Join us if you haven’t, and let me know how I can help you settle in when you do! We’ll be talking about personal and fictional narratives from now until October 1st, and the posts that I share each Sunday will speak to these same topics, too. Interested in digging through my archives? Just use the search bar on the right or search posts by topic at the top of the page. You’ll find a bunch about narrative writing and quite a few other things there. I’ve been doing this for a while, so be gentle kind readers. Some of my first posts, which are over ten years old now, are the stuff of cautionary tales. “Here’s what not to do,” I tell new bloggers whenever I’m asked to share a bit of advice. And then I share a link to something I published here ten years ago.
It’s funny how, all of these years later, I still approach the same people in my network when I’m seeking advice and feedback myself. I’ve grown that circle of critical friends quite a bit, but those at the center are the same smart and savvy and sensitive people that I’ve trusted all along.
I’ve been thinking about that quite a bit this week, because I’ll be
punishing I mean approaching them with that sort of a request again soon. I just finished a new book proposal, and I’m already wondering how it will sit with them. I’m also a tiny bit afraid to share it.
And this is a good reminder for my teacher self.

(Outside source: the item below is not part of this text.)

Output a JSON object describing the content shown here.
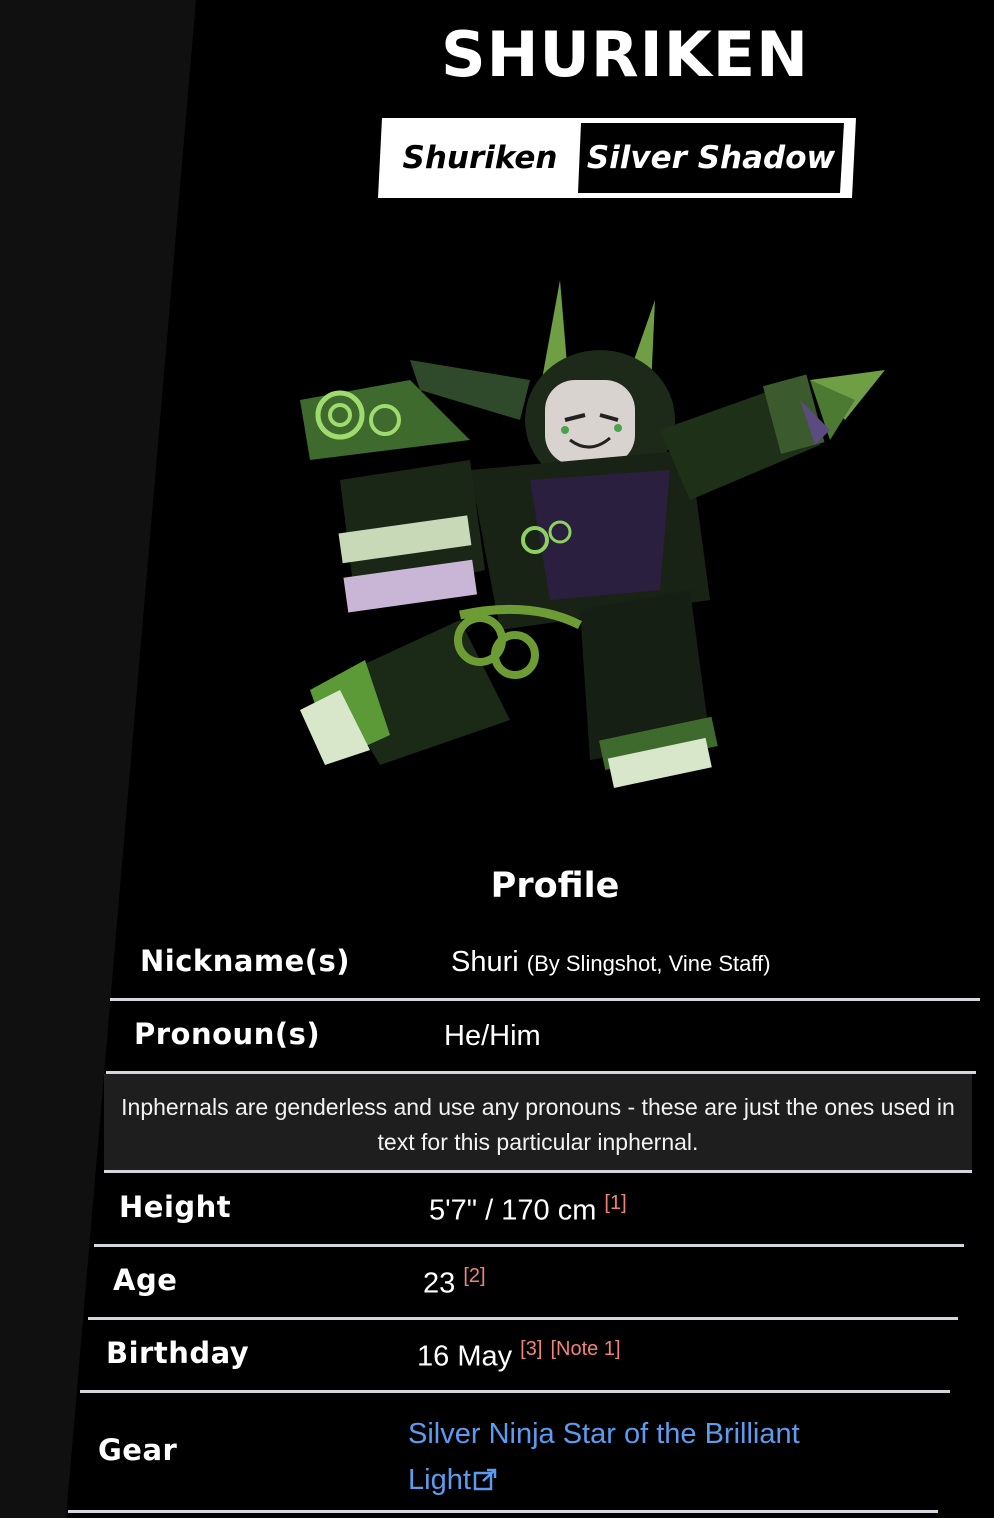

Writing, particularly at this time of year, is such a vulnerable thing to ask students to do. Even primary writers, who often jump at the invitation to create just about anything, often find themselves feeling a bit uncertain, unready, and over exposed at the beginning of a brand new year. How should we handle that?

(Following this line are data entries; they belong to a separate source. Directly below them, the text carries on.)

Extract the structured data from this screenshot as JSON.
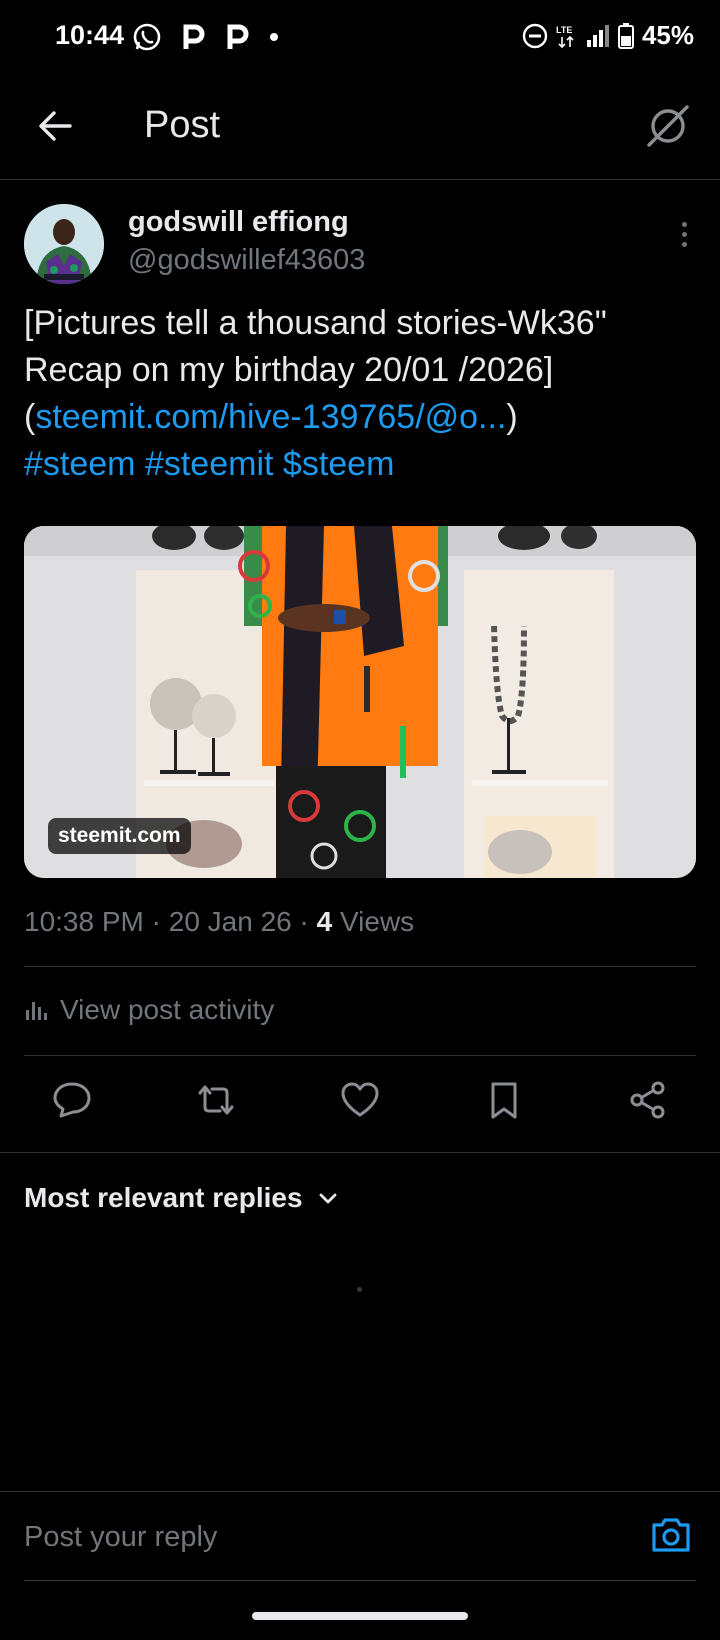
{
  "status_bar": {
    "time": "10:44",
    "battery_percent": "45%",
    "icons": [
      "whatsapp-icon",
      "p-app-icon",
      "p-app-icon",
      "notification-dot",
      "dnd-icon",
      "lte-icon",
      "signal-icon",
      "battery-icon"
    ]
  },
  "header": {
    "title": "Post",
    "back_icon": "arrow-left-icon",
    "grok_icon": "grok-icon"
  },
  "author": {
    "name": "godswill effiong",
    "handle": "@godswillef43603"
  },
  "post": {
    "text_part1": "[Pictures tell a thousand stories-Wk36\" Recap on my birthday 20/01 /2026](",
    "link_text": "steemit.com/hive-139765/@o...",
    "text_part2": ")",
    "hashtag1": "#steem",
    "hashtag2": "#steemit",
    "cashtag": "$steem",
    "media_label": "steemit.com"
  },
  "meta": {
    "time": "10:38 PM",
    "date": "20 Jan 26",
    "views_count": "4",
    "views_label": "Views",
    "separator": "·"
  },
  "activity": {
    "label": "View post activity"
  },
  "actions": [
    "reply-icon",
    "repost-icon",
    "like-icon",
    "bookmark-icon",
    "share-icon"
  ],
  "replies": {
    "sort_label": "Most relevant replies"
  },
  "composer": {
    "placeholder": "Post your reply"
  },
  "colors": {
    "background": "#000000",
    "link": "#1d9bf0",
    "muted": "#71767b",
    "divider": "#2f3336"
  }
}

Have you ever thought about how you want a writer to feel when they walk away from a conference with you?
Regardless of how old or experienced a writer is, I always want them to feel that I listened carefully, that I read their work closely, and that I asked the kind of questions that helped them understand themselves, their work, and their goals a bit better. I always wanted them to leave feeling as if they resolved their own problems, imagined their own possibilities, and contributed to my learning, too.
I want the writers that I support to leave our conferences knowing that they taught me something.
And that kind of changes everything.
Student led conferences can be daunting to plan for and even trickier to facilitate. I’ve learned that it takes time for everyone to grow into this process. Rubrics help. Not for evaluative purposes, but for the purposes of clarifying our vision, our goals, and what it might look like to get better at what we do.
I’ll share this one with you. If you use it, let me know what you think. This is the kind of rubric that a writer carries and pursues for years, not a lesson or a unit or single grade level.
And if you’re planning to host student-led conferences later this year (as most do), now is usually the time to begin preparing learners for those critical conversations. The writers’ notebook is a beautiful tool for facilitating this, too.
It’s not a big add or a heavy lift. Just drop a bit of reflective time into your session, and give kids a chance to capture their responses to questions like these. Even if they only have a few moments in every week to press pause and think about their writing lives and how their thinking, learning, and work are changing, it’s so helpful.
Then, when the time arrives for writers to prepare for their conference, they can review their reflections and (perhaps with your support), choose entries that reveal important things about their growth.